Seminar Series: Philosophy of Human Rights
This seminar: Heiner Bielefeldt on Kant's "What is Enlightenment?"
Convenors: Inga Bostad and Jakob Elster
Sculpture "Think partner" by Hans-Jörg Limbach, 1980, in front of the Friedrichsbau, Stuttgart. Photo: SJL, http://creativecommons.org/licenses/by-sa/3.0/ via Wikimedia Commons
The purpose of this seminar series is to foster a discussion of the major topics in the philosophy of human rights, through the reading of central philosophical texts. Each session will consist of an introduction (ca. 30 minutes), where an invited speaker presents her/his interpretation of a chosen text and the philosophical issues it raises, followed by a general discussion. The seminar will include both fresh readings of classical philosophical texts and discussions of contemporary philosophical writings.
The texts we read will be made available in advance. As the introductions will be substantial, it will not be necessary to have read the texts in order to join the seminar, but it is of course recommended.
Heiner Bielefeldt on Kant's "What is Enlightenment?"

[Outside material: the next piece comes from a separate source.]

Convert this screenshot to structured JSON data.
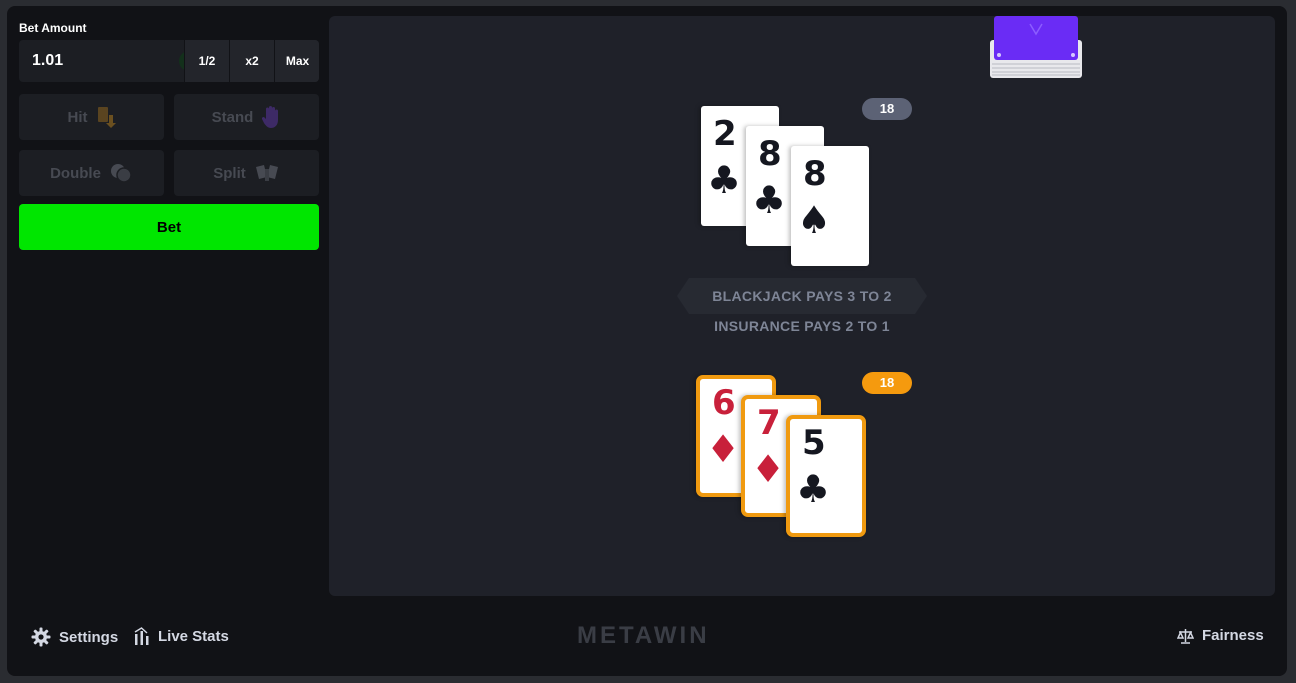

"'The small essay 'what is enlightenment?' belong to Kant's most popular texts, since it is short, readable and (comparatively) easily understandable. Nonetheless, one should not underestimate its systematic significance as a key text to Kant's moral and political philosophy in general. What Kant points out is that enlightenment requires active efforts of overcoming the state of tutelage with the purpose to unfold everyone's potential of responsible agency which, at the same time, must be presupposed and respected in every human being. Although every individual person is called up to embark in that never-ending process, enlightenment can only flourish as a joint public endeavor."